The Value of Transmission During Winter Storm Elliott

As families gathered for the holidays at the end of last year, in many regions, they were joined by an unwelcome guest: bitter cold.

From December 22-26, 2022, Winter Storm Elliott brought near-record low temperatures and wind chills across much of the Central and Eastern U.S. In the power sector, record winter electricity demand coincided with the large-scale loss of fossil power plants due to equipment failures and interruptions to natural gas supplies. Parts of the Southeast experienced rolling blackouts as electricity demand exceeded supply, while power prices spiked in many regions.

Additional transmission capacity would have protected consumers from those blackouts and price spikes by bringing in power from other regions. The large differences in power prices across regions as Winter Storm Elliott moved west-to-east across the country, plus the economic cost of outages in parts of the Southeast, indicate the value a stronger power grid could have provided during the event.

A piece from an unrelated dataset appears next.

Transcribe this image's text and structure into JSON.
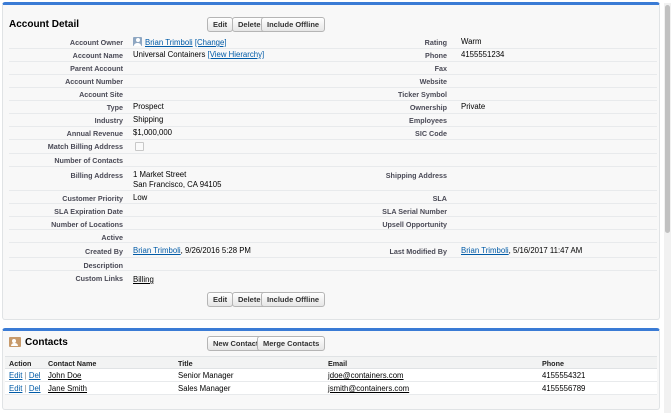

This report finds that in some areas modest investments in interregional transmission capacity would have yielded nearly $100 million in benefits during the 5-day event, while most areas could have saved tens of millions of dollars.